Background: Significant collateral flow (SCF) to the infarct-related artery (IRA) is believed to have beneficial effects in patients with acute myocardial infarction (AMI). However, it is still controversial whether SCF is associated with the improved long term mortality after AMI in the primary percutaneous coronary intervention (PCI) era.
Methods: We investigated clinical outcomes in 2,114 consecutive patients with AMI (76% men, mean age 64 years) who were registered to the Osaka Acute Coronary Insufficiency Study between 1999 to 2005 and fulfilled the following criteria :
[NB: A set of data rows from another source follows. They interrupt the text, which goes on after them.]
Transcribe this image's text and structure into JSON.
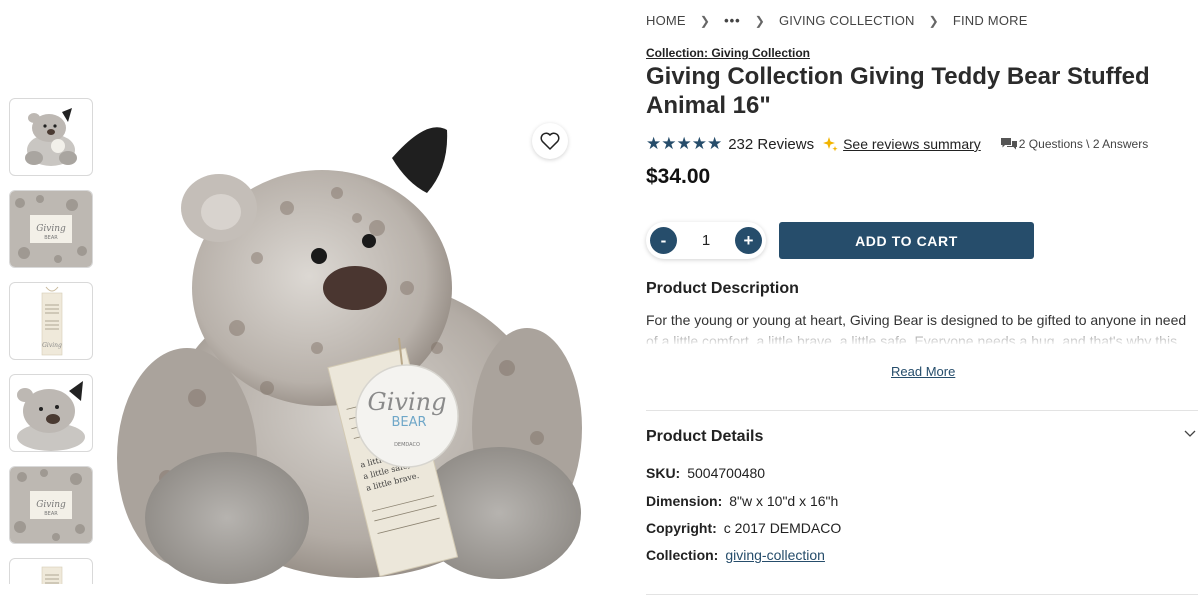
{
  "breadcrumb": {
    "home": "HOME",
    "ellipsis": "•••",
    "collection": "GIVING COLLECTION",
    "current": "FIND MORE"
  },
  "product": {
    "collection_link": "Collection: Giving Collection",
    "title": "Giving Collection Giving Teddy Bear Stuffed Animal 16\"",
    "rating_stars": "★★★★★",
    "rating_value": 5,
    "reviews": "232 Reviews",
    "summary_link": "See reviews summary",
    "qa": "2 Questions \\ 2 Answers",
    "price": "$34.00"
  },
  "cart": {
    "minus": "-",
    "quantity": "1",
    "plus": "+",
    "add_label": "ADD TO CART"
  },
  "description": {
    "heading": "Product Description",
    "text": "For the young or young at heart, Giving Bear is designed to be gifted to anyone in need of a little comfort, a little brave, a little safe. Everyone needs a hug, and that's why this",
    "read_more": "Read More"
  },
  "details": {
    "heading": "Product Details",
    "sku_label": "SKU:",
    "sku": "5004700480",
    "dimension_label": "Dimension:",
    "dimension": "8\"w x 10\"d x 16\"h",
    "copyright_label": "Copyright:",
    "copyright": "c 2017 DEMDACO",
    "collection_label": "Collection:",
    "collection": "giving-collection"
  },
  "image": {
    "tag_text_1": "Giving",
    "tag_text_2": "BEAR",
    "tag_brand": "DEMDACO",
    "card_lines": [
      "a little comfort,",
      "a little safe,",
      "a little brave."
    ]
  },
  "colors": {
    "accent": "#264d6b",
    "star": "#264d6b",
    "spark": "#f2b400"
  },
  "icons": {
    "wishlist": "heart-icon",
    "chevron": "chevron-down-icon",
    "qa": "chat-bubbles-icon",
    "sparkle": "sparkle-icon"
  }
}
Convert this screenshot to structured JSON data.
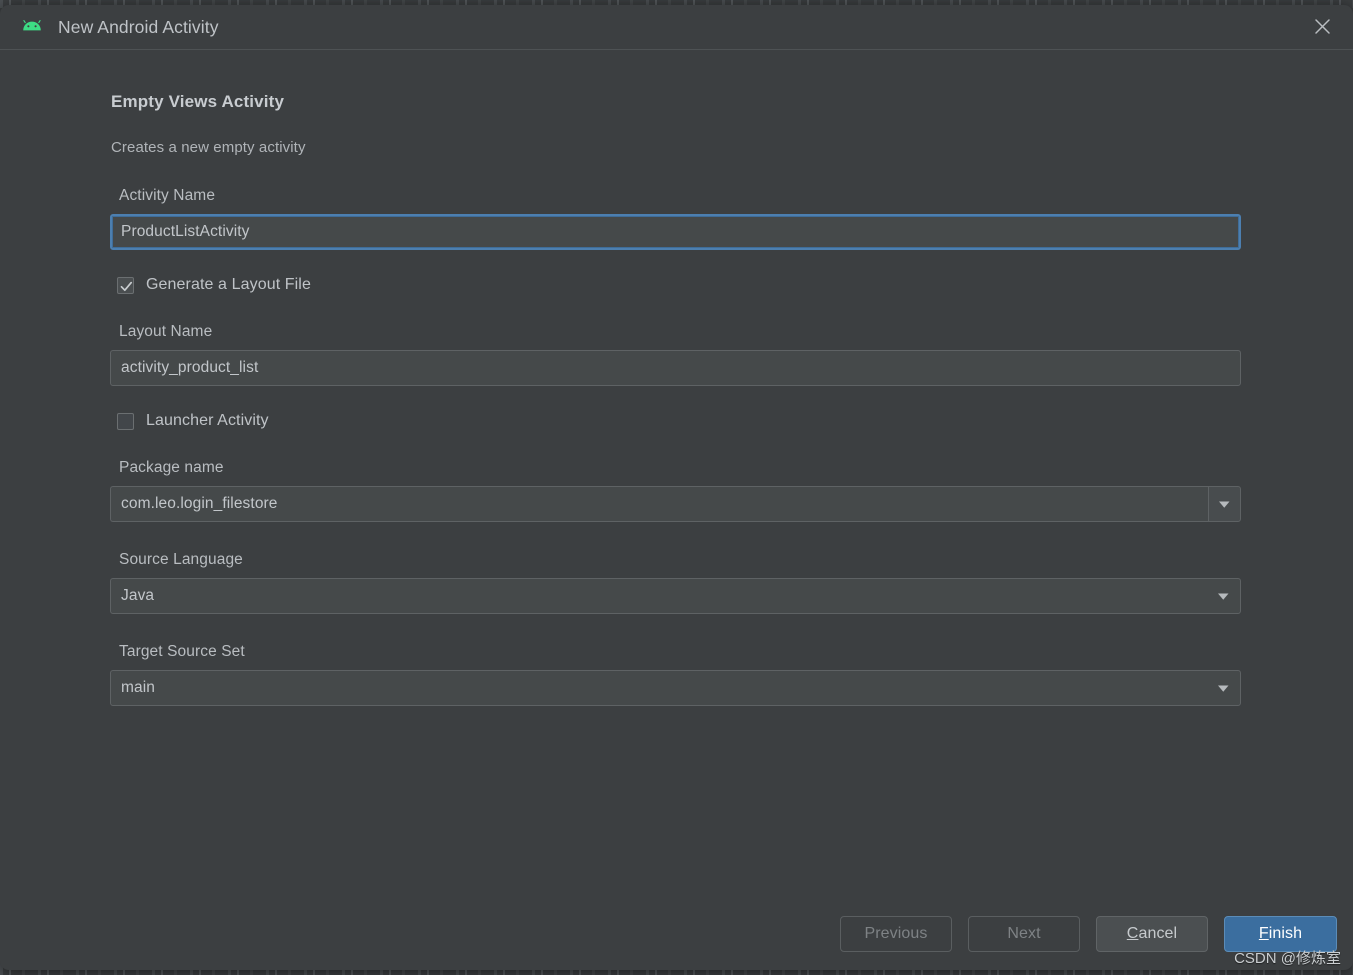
{
  "window": {
    "title": "New Android Activity",
    "icon": "android-robot-icon",
    "close_icon": "close-icon",
    "accent_blue": "#4c7fb0",
    "primary_button_color": "#3b6e9f",
    "background": "#3c3f41",
    "android_green": "#3ddc84"
  },
  "header": {
    "title": "Empty Views Activity",
    "subtitle": "Creates a new empty activity"
  },
  "form": {
    "activity_name": {
      "label": "Activity Name",
      "value": "ProductListActivity",
      "focused": true
    },
    "generate_layout": {
      "label": "Generate a Layout File",
      "checked": true
    },
    "layout_name": {
      "label": "Layout Name",
      "value": "activity_product_list"
    },
    "launcher_activity": {
      "label": "Launcher Activity",
      "checked": false
    },
    "package_name": {
      "label": "Package name",
      "value": "com.leo.login_filestore",
      "arrow_icon": "chevron-down-icon"
    },
    "source_language": {
      "label": "Source Language",
      "value": "Java",
      "arrow_icon": "chevron-down-icon"
    },
    "target_source_set": {
      "label": "Target Source Set",
      "value": "main",
      "arrow_icon": "chevron-down-icon"
    }
  },
  "footer": {
    "previous": "Previous",
    "next": "Next",
    "cancel_mnemonic": "C",
    "cancel_rest": "ancel",
    "finish_mnemonic": "F",
    "finish_rest": "inish"
  },
  "watermark": "CSDN @修炼室"
}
coronary angiography within 48 hours after the onset,
the complete occlusion of the IRA, and
evaluation of angiographic collateral flow with the Rentrop’s (R) collateral score ; R-0 = no collaterals, to R-3 = collaterals completely filling the IRA.
Results: The prevalence of diabetes mellitus, hypertension, hyperlipidemia, smoking, admission heart failure (Killip class II or more), and successful PCI were comparable among the patients with R-0, R-1, R-2, and R-3 collaterals. Patients with R-0, R-1, R-2, and R-3 collaterals had significant difference in admission blood glucose levels (184±88, 175±70, 176±81 and 169±72 mg/dl, respectively, p=0.046), peak CK levels (3,626±2,759, 3,352±2,460, 2,825±2,290 and 2,637±2,217 U/L, respectively, p<0.001) and 30-day mortality (5.9%, 1.4%, 1.5% and 1.6%, respectively, p<0.001), suggesting the salutary effects of R-3 collaterals in the acute stage of AMI. Interestingly, however, patients with R-3 collaterals had the worst 1-year mortality (7.6%, 2.5%, 3.2% and 8.8%, for patients with R-0,1,2,3 collaterals, respectively, p<0.001). Multivariate analysis revealed that presence of R-3 collaterals was significantly associated with higher age, longer time to admission, multi-vessel disease and previous myocardial infarction.
Conclusions: SCF to the IRA was associated with the improved early clinical outcomes, but related with the worst 1-year mortality in patients with AMI. SCF in the acute phase of AMI may be a reflection of the worse profiles of the patients and predict not early but late death. Patients with AMI and such SCF should be paradoxically treated as those at the highest risk after discharge in the real world.